Maybe it was Exxon's CEO raking in $144,573 a day in compensation that moved mainstream media outlets to look more closely at the way corporations are shredding their social contract with workers?
Just the other day, Washington Post business columnist Steven Pearlstein argued that it's high time corporate America confronts the question: "What is the new social contract it has to offer around which a stable political business model can be built?"
"Either the members of the business community," Pearlstein writes, "will have to come up with an improved social contract that allows them to run competitive companies while ensuring that the gains of globalization are spread more equitably, or they will have to face the almost certain prospect that angry and anxious voters will roll back globalization.... " He ends by warning the CEOs of the world-- ones like Jim Owens of Caterpillar-- that they better show some "backbone and ingenuity in dealing with the excessive and unreasonable demands of Wall Street..."
That's a good idea.
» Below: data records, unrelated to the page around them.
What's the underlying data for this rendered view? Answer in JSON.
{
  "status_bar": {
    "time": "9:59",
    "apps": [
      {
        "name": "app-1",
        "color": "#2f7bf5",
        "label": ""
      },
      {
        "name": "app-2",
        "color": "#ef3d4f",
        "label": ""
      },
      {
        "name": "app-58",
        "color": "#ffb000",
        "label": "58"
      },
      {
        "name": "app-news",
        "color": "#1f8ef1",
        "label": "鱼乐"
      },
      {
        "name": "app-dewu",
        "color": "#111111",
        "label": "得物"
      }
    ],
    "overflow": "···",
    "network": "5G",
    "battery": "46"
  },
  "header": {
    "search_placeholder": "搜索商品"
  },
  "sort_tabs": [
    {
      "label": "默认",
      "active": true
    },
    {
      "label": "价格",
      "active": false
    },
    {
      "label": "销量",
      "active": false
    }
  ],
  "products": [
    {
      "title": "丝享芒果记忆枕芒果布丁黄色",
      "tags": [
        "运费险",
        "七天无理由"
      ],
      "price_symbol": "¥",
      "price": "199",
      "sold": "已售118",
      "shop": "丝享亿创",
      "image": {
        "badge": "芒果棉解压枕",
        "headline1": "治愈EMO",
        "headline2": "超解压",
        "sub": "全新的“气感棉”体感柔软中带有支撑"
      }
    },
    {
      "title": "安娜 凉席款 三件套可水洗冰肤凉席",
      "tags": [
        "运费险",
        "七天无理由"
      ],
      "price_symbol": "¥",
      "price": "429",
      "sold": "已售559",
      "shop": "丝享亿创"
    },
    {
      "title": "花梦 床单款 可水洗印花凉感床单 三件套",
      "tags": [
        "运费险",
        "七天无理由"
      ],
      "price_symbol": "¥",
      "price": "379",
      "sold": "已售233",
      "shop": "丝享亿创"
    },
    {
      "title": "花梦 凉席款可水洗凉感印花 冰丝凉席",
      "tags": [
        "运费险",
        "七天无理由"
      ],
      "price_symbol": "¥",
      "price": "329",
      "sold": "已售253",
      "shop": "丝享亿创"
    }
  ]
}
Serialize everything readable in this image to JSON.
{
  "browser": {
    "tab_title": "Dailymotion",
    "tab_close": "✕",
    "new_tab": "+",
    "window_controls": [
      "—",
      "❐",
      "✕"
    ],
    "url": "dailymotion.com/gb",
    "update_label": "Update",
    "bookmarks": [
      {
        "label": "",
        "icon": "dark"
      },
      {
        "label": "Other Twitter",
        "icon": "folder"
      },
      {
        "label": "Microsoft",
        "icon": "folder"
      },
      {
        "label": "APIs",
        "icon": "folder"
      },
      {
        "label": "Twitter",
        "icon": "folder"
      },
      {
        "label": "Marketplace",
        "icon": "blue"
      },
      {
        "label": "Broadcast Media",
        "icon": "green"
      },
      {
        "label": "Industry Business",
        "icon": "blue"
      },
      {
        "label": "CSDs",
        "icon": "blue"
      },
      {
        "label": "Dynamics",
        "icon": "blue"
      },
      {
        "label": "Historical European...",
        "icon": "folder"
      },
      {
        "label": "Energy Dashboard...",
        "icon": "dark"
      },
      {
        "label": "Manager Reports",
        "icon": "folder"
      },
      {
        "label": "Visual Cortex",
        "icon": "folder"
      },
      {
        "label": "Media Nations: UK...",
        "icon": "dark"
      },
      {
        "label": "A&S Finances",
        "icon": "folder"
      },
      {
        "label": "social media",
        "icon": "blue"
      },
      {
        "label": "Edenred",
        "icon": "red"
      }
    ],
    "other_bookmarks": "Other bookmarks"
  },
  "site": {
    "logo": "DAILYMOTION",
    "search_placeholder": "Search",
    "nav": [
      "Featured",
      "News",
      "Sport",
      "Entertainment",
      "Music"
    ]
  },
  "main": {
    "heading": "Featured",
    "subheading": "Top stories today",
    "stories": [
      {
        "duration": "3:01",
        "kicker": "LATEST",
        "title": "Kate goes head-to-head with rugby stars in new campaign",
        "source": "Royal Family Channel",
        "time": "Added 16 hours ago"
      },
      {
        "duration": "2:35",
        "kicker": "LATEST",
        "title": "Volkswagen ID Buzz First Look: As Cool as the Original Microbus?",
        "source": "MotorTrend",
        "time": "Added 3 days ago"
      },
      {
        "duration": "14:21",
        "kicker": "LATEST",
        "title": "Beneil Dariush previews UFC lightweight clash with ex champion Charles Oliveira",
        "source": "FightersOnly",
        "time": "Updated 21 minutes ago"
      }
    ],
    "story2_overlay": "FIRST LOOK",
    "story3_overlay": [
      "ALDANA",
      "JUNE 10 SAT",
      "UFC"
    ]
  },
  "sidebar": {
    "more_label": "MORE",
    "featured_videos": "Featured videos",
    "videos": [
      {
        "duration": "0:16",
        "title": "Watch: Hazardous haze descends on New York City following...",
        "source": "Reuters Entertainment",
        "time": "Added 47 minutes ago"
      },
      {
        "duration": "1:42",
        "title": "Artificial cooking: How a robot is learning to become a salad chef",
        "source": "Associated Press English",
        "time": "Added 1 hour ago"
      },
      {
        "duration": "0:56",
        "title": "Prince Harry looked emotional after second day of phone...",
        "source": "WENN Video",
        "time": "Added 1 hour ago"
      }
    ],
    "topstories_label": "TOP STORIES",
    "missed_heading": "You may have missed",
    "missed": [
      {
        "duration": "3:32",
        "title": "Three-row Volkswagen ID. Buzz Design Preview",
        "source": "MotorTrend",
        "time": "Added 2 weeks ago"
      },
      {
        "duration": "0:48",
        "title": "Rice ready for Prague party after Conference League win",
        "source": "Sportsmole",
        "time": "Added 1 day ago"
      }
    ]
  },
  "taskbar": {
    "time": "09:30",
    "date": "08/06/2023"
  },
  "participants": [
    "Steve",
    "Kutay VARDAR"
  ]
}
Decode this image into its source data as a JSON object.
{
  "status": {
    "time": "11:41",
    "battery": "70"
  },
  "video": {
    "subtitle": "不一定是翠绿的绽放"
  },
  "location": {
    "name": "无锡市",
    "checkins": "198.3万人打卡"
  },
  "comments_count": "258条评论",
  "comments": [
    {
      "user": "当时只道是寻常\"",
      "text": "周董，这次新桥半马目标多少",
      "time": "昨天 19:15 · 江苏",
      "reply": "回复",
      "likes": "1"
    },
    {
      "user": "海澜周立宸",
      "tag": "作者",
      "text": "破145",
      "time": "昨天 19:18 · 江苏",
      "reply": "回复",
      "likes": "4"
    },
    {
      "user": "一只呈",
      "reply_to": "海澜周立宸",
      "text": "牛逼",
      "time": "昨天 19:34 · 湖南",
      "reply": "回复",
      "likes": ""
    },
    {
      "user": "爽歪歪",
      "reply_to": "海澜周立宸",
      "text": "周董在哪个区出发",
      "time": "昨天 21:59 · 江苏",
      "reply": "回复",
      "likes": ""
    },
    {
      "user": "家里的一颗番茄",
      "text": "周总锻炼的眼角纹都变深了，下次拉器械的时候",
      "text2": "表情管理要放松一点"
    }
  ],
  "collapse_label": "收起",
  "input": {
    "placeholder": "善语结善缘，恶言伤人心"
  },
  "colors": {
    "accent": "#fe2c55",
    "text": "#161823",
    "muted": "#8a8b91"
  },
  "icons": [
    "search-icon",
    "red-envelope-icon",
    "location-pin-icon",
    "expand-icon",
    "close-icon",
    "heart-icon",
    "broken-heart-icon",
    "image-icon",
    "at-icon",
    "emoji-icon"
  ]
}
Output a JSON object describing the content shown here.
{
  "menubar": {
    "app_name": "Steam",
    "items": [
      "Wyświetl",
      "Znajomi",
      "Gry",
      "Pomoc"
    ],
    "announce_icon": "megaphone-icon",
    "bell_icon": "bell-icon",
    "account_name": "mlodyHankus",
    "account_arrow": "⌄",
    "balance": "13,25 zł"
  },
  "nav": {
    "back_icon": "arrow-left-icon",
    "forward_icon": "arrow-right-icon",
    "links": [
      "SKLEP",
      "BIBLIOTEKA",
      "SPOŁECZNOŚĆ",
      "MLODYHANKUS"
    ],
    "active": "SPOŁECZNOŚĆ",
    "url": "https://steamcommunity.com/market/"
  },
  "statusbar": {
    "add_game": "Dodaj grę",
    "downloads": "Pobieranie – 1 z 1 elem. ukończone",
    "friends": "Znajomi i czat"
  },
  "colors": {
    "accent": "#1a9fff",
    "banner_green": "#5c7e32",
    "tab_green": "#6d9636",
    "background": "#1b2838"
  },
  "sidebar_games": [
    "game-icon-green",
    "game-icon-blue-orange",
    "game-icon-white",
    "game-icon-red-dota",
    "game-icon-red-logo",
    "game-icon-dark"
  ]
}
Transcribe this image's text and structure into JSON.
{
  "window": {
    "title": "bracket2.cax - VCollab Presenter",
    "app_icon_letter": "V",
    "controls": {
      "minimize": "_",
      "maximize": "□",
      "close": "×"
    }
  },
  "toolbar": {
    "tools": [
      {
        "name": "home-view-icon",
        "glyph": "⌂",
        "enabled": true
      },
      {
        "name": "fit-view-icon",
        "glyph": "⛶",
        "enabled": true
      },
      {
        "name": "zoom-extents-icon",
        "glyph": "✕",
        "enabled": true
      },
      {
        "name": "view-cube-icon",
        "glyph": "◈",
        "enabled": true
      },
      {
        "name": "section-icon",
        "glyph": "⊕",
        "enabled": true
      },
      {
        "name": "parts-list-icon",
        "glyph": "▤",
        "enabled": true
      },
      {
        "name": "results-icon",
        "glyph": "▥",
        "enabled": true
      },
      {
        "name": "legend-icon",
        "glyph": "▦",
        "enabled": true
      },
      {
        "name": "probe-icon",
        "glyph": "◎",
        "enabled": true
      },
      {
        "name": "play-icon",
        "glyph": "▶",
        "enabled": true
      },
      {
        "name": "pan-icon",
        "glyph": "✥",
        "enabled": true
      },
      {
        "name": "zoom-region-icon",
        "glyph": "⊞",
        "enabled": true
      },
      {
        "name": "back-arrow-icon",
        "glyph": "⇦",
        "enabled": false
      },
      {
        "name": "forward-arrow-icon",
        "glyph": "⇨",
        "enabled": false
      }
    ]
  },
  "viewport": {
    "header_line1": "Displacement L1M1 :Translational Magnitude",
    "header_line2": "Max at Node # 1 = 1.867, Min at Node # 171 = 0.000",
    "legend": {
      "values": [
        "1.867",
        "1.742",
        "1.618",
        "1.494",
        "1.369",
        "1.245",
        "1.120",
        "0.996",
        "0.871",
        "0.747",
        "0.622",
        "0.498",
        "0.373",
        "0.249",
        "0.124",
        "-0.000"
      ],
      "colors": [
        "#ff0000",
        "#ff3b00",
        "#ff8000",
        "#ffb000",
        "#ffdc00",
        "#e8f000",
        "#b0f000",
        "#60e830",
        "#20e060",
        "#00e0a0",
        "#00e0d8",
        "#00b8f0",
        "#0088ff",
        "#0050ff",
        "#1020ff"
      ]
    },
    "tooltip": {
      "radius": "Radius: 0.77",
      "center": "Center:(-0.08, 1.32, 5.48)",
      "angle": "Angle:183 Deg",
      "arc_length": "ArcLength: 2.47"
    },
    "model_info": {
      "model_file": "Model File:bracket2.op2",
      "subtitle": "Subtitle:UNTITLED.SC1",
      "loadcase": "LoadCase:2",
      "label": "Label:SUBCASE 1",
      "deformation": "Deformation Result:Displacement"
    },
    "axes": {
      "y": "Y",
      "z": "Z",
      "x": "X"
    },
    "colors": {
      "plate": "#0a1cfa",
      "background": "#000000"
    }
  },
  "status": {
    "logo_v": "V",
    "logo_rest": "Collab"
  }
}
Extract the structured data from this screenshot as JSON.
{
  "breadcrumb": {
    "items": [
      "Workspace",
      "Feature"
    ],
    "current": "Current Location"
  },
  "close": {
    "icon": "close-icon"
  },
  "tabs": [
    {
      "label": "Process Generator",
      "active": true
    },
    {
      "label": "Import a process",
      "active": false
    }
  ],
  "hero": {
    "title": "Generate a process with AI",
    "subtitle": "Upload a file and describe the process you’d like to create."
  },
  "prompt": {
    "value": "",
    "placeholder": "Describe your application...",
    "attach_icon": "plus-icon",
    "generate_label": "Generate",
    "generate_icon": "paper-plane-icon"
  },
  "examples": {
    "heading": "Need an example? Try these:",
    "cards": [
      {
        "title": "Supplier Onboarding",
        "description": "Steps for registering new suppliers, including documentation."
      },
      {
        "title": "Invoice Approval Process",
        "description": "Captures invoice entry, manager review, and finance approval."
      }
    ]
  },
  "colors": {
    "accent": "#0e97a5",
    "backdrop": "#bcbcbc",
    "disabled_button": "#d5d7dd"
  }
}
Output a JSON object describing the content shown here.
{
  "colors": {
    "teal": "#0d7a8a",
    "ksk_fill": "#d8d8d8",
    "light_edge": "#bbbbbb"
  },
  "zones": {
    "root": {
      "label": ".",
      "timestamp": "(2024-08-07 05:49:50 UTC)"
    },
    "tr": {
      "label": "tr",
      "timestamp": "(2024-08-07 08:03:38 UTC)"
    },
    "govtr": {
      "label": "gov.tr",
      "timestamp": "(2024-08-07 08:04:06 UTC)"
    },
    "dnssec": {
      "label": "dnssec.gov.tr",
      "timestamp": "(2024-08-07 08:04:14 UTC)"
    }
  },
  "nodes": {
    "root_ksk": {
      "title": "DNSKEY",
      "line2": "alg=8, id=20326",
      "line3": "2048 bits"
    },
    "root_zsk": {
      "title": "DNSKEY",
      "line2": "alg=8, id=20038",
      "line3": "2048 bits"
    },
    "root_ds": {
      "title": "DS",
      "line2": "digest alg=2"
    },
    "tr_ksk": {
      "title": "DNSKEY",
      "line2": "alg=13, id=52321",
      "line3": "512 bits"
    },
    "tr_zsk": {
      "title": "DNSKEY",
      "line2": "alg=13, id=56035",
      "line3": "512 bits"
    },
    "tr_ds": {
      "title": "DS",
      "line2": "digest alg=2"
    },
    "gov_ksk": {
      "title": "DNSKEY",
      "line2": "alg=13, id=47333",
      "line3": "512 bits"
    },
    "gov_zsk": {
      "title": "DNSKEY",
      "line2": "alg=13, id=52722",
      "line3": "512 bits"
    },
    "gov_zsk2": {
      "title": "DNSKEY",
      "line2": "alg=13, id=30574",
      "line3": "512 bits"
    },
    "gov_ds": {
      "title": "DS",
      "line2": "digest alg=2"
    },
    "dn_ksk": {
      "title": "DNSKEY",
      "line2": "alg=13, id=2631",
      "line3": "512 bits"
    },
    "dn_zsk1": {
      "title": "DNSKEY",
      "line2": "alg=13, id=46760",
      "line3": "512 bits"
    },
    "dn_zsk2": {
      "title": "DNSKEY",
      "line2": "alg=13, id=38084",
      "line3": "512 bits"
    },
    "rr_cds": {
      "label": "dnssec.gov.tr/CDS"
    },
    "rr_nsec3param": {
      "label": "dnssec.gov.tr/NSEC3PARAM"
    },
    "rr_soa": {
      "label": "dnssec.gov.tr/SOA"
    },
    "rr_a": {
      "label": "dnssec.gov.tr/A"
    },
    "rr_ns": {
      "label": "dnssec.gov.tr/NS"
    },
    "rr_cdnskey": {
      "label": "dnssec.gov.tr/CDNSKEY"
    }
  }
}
Yet Pearlstein's own newspaper thinks the very idea that companies might bear some responsibility for the shredded social contract is ludicrous. In its Sunday editorial about inequality and what to do about it the Washington Post argues, "To blame corporations for ripping up the social contract is to misunderstand their function." Here's hoping the Post editorial page starts listening to its paper's business columnist.
Nation Event Note
The Nation is visiting Yale University on Wednesday, April 26. Click here for details on two public events featuring Katrina vanden Heuvel.